» SOURCE MATERIAL:
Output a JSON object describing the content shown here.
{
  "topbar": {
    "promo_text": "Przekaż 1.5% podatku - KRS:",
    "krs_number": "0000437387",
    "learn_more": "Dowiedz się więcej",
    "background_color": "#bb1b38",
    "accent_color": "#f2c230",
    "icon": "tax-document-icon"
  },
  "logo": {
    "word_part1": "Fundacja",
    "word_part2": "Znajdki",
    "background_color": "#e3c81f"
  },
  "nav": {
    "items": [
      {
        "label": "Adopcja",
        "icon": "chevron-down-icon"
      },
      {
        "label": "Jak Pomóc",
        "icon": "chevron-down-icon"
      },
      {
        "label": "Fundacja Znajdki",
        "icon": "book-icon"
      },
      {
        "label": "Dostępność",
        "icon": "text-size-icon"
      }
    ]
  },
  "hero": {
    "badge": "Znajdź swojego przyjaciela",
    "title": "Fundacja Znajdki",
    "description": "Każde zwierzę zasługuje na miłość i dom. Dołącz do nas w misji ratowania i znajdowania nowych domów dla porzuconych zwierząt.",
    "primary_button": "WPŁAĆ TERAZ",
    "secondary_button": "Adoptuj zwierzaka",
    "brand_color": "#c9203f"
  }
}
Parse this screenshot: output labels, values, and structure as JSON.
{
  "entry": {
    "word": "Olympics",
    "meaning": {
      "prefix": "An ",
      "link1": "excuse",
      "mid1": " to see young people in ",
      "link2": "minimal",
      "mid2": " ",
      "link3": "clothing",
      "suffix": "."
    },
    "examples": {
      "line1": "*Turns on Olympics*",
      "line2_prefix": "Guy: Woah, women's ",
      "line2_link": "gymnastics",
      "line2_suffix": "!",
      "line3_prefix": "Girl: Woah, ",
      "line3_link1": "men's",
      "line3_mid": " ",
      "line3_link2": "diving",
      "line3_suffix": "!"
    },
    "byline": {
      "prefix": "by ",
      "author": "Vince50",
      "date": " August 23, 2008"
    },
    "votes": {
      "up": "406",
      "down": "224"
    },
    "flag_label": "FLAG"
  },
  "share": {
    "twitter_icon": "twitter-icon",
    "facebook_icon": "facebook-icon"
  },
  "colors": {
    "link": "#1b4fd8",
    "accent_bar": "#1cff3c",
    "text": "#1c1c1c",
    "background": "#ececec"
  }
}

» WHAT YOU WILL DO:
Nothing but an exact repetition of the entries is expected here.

» ANSWER TO THIS EXERCISE:
Output a JSON object describing the content shown here.
{
  "topbar": {
    "promo_text": "Przekaż 1.5% podatku - KRS:",
    "krs_number": "0000437387",
    "learn_more": "Dowiedz się więcej",
    "background_color": "#bb1b38",
    "accent_color": "#f2c230",
    "icon": "tax-document-icon"
  },
  "logo": {
    "word_part1": "Fundacja",
    "word_part2": "Znajdki",
    "background_color": "#e3c81f"
  },
  "nav": {
    "items": [
      {
        "label": "Adopcja",
        "icon": "chevron-down-icon"
      },
      {
        "label": "Jak Pomóc",
        "icon": "chevron-down-icon"
      },
      {
        "label": "Fundacja Znajdki",
        "icon": "book-icon"
      },
      {
        "label": "Dostępność",
        "icon": "text-size-icon"
      }
    ]
  },
  "hero": {
    "badge": "Znajdź swojego przyjaciela",
    "title": "Fundacja Znajdki",
    "description": "Każde zwierzę zasługuje na miłość i dom. Dołącz do nas w misji ratowania i znajdowania nowych domów dla porzuconych zwierząt.",
    "primary_button": "WPŁAĆ TERAZ",
    "secondary_button": "Adoptuj zwierzaka",
    "brand_color": "#c9203f"
  }
}
Parse this screenshot: output labels, values, and structure as JSON.
{
  "entry": {
    "word": "Olympics",
    "meaning": {
      "prefix": "An ",
      "link1": "excuse",
      "mid1": " to see young people in ",
      "link2": "minimal",
      "mid2": " ",
      "link3": "clothing",
      "suffix": "."
    },
    "examples": {
      "line1": "*Turns on Olympics*",
      "line2_prefix": "Guy: Woah, women's ",
      "line2_link": "gymnastics",
      "line2_suffix": "!",
      "line3_prefix": "Girl: Woah, ",
      "line3_link1": "men's",
      "line3_mid": " ",
      "line3_link2": "diving",
      "line3_suffix": "!"
    },
    "byline": {
      "prefix": "by ",
      "author": "Vince50",
      "date": " August 23, 2008"
    },
    "votes": {
      "up": "406",
      "down": "224"
    },
    "flag_label": "FLAG"
  },
  "share": {
    "twitter_icon": "twitter-icon",
    "facebook_icon": "facebook-icon"
  },
  "colors": {
    "link": "#1b4fd8",
    "accent_bar": "#1cff3c",
    "text": "#1c1c1c",
    "background": "#ececec"
  }
}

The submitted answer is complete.